(Provided entries begins)

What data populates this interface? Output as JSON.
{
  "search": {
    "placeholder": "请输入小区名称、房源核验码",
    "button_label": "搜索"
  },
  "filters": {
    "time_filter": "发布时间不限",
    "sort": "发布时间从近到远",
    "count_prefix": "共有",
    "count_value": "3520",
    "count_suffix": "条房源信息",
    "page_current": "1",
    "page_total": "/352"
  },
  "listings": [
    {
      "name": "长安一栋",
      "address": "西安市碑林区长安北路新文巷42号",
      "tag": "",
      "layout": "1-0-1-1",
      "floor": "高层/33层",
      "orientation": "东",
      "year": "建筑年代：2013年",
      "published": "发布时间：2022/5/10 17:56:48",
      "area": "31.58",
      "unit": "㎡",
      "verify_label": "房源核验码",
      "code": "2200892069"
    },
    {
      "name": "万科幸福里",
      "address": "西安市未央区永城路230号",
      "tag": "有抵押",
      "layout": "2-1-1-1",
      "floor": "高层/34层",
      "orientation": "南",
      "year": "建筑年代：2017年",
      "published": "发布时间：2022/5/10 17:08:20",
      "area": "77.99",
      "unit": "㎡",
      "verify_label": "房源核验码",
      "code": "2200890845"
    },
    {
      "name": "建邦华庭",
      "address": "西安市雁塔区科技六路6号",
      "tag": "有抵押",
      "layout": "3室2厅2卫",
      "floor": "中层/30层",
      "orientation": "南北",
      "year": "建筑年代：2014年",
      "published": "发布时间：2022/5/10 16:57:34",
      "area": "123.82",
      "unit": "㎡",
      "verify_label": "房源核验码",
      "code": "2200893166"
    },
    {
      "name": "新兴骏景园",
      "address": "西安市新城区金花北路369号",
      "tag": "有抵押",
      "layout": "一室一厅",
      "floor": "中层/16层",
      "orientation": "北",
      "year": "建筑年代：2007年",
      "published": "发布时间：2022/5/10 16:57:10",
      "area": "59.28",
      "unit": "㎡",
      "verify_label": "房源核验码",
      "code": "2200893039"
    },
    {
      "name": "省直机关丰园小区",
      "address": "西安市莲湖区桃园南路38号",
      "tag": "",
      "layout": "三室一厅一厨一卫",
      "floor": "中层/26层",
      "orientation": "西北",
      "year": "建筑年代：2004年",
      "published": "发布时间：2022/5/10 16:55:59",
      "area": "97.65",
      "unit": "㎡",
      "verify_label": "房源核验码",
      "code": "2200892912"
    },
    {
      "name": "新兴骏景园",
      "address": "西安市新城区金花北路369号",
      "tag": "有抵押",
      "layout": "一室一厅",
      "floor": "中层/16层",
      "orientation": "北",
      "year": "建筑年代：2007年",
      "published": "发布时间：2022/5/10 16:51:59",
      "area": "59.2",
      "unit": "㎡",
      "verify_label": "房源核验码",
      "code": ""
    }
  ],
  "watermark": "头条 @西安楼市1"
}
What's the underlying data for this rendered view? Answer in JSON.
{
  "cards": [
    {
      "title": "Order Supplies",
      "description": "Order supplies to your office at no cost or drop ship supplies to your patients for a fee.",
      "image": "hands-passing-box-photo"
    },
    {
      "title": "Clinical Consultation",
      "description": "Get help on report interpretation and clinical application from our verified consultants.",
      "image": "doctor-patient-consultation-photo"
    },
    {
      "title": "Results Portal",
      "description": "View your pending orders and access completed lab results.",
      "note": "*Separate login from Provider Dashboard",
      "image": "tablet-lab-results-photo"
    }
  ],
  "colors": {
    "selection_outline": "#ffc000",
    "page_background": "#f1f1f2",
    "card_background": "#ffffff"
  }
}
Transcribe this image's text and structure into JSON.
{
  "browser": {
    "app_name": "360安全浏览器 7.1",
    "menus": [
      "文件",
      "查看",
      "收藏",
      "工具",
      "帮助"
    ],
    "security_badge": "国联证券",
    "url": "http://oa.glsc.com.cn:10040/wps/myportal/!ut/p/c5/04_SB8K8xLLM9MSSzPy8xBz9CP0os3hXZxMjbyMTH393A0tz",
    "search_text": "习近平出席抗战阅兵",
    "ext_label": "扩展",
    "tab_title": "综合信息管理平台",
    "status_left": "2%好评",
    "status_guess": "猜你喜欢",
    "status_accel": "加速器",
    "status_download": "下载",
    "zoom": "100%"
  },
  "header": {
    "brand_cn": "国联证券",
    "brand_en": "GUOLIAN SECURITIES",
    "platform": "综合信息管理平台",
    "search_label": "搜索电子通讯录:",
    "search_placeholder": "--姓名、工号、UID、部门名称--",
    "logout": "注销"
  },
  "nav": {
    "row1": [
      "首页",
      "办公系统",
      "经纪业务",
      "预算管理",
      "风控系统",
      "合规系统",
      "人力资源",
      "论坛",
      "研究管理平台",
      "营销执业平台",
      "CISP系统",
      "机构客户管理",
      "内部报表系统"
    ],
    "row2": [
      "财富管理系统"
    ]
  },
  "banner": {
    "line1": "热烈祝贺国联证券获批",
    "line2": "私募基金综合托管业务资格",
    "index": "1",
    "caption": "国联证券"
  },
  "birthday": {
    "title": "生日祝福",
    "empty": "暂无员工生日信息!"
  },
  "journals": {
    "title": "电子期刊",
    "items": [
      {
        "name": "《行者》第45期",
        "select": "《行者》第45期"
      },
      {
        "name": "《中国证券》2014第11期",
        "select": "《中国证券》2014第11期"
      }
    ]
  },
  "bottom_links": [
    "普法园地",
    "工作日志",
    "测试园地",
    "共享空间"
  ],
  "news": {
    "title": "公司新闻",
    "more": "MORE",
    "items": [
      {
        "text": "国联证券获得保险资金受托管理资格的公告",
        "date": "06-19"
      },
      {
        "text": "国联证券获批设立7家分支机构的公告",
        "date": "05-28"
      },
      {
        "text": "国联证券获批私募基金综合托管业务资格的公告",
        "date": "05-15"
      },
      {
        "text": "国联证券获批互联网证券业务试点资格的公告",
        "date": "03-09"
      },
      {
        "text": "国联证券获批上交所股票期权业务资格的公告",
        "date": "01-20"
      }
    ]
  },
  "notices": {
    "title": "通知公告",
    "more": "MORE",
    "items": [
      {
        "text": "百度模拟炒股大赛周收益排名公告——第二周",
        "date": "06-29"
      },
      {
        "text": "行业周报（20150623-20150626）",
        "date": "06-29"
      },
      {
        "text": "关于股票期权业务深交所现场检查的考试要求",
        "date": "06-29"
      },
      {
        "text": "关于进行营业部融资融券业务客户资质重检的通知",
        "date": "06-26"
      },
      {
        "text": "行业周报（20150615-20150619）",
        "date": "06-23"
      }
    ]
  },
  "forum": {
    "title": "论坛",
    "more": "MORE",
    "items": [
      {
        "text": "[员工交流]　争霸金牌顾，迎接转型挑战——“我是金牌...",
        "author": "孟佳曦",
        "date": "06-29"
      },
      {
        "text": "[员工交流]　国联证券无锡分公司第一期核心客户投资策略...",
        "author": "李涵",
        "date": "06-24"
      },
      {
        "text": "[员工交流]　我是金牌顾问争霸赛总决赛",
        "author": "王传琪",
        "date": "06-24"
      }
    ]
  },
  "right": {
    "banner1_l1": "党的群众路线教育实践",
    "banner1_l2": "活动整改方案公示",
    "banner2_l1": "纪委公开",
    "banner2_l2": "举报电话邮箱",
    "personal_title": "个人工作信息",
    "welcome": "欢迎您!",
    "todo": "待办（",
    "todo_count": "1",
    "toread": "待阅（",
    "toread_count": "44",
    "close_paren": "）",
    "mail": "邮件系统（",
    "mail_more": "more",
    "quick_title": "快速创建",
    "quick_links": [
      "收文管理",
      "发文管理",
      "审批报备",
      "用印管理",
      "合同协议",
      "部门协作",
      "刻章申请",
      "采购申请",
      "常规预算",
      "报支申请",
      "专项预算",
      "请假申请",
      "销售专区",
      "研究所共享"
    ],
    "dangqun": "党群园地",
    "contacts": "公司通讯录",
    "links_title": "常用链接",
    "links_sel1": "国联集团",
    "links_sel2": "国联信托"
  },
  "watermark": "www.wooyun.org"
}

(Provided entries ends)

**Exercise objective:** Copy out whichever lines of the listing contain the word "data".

**Solution:**
What data populates this interface? Output as JSON.
What's the underlying data for this rendered view? Answer in JSON.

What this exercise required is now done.